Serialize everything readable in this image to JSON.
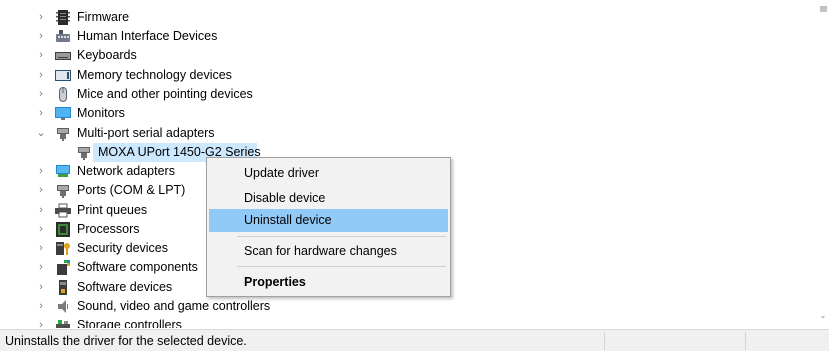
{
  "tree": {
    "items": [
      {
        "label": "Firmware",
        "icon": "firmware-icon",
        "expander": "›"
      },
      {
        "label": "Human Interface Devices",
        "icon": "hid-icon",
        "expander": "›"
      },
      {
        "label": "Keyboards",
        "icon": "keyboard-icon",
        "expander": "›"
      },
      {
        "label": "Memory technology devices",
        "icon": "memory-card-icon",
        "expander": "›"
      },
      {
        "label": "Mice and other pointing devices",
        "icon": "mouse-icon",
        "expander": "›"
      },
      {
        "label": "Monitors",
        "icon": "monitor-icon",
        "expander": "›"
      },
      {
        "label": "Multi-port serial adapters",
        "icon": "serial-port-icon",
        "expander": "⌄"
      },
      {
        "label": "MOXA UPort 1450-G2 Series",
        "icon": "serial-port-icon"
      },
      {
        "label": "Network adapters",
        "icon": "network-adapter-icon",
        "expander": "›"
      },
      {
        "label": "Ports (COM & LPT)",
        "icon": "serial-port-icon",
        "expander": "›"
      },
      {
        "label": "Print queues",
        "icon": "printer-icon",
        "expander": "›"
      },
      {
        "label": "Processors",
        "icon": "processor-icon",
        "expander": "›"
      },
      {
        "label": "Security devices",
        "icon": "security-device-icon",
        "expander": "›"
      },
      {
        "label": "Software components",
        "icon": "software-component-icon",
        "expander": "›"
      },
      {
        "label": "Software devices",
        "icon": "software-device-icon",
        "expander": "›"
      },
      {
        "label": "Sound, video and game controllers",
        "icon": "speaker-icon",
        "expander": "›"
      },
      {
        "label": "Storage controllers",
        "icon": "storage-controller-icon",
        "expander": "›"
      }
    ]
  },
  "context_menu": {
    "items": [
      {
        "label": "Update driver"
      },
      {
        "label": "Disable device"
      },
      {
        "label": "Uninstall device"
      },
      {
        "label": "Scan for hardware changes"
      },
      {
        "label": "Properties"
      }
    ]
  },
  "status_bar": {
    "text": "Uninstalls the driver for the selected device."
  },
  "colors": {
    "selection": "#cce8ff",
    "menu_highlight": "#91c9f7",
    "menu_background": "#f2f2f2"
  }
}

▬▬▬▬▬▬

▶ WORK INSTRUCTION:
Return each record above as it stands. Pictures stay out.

▶ TASK RESPONSE:
Serialize everything readable in this image to JSON.
{
  "tree": {
    "items": [
      {
        "label": "Firmware",
        "icon": "firmware-icon",
        "expander": "›"
      },
      {
        "label": "Human Interface Devices",
        "icon": "hid-icon",
        "expander": "›"
      },
      {
        "label": "Keyboards",
        "icon": "keyboard-icon",
        "expander": "›"
      },
      {
        "label": "Memory technology devices",
        "icon": "memory-card-icon",
        "expander": "›"
      },
      {
        "label": "Mice and other pointing devices",
        "icon": "mouse-icon",
        "expander": "›"
      },
      {
        "label": "Monitors",
        "icon": "monitor-icon",
        "expander": "›"
      },
      {
        "label": "Multi-port serial adapters",
        "icon": "serial-port-icon",
        "expander": "⌄"
      },
      {
        "label": "MOXA UPort 1450-G2 Series",
        "icon": "serial-port-icon"
      },
      {
        "label": "Network adapters",
        "icon": "network-adapter-icon",
        "expander": "›"
      },
      {
        "label": "Ports (COM & LPT)",
        "icon": "serial-port-icon",
        "expander": "›"
      },
      {
        "label": "Print queues",
        "icon": "printer-icon",
        "expander": "›"
      },
      {
        "label": "Processors",
        "icon": "processor-icon",
        "expander": "›"
      },
      {
        "label": "Security devices",
        "icon": "security-device-icon",
        "expander": "›"
      },
      {
        "label": "Software components",
        "icon": "software-component-icon",
        "expander": "›"
      },
      {
        "label": "Software devices",
        "icon": "software-device-icon",
        "expander": "›"
      },
      {
        "label": "Sound, video and game controllers",
        "icon": "speaker-icon",
        "expander": "›"
      },
      {
        "label": "Storage controllers",
        "icon": "storage-controller-icon",
        "expander": "›"
      }
    ]
  },
  "context_menu": {
    "items": [
      {
        "label": "Update driver"
      },
      {
        "label": "Disable device"
      },
      {
        "label": "Uninstall device"
      },
      {
        "label": "Scan for hardware changes"
      },
      {
        "label": "Properties"
      }
    ]
  },
  "status_bar": {
    "text": "Uninstalls the driver for the selected device."
  },
  "colors": {
    "selection": "#cce8ff",
    "menu_highlight": "#91c9f7",
    "menu_background": "#f2f2f2"
  }
}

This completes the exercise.